EXERCISE INPUTS START
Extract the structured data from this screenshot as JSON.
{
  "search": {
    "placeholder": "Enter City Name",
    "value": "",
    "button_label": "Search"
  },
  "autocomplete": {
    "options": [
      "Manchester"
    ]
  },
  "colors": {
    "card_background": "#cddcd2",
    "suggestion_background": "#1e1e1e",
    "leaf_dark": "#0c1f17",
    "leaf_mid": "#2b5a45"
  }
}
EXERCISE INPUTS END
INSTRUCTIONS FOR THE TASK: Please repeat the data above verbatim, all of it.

RESPONSE TO THIS EXERCISE:
Extract the structured data from this screenshot as JSON.
{
  "search": {
    "placeholder": "Enter City Name",
    "value": "",
    "button_label": "Search"
  },
  "autocomplete": {
    "options": [
      "Manchester"
    ]
  },
  "colors": {
    "card_background": "#cddcd2",
    "suggestion_background": "#1e1e1e",
    "leaf_dark": "#0c1f17",
    "leaf_mid": "#2b5a45"
  }
}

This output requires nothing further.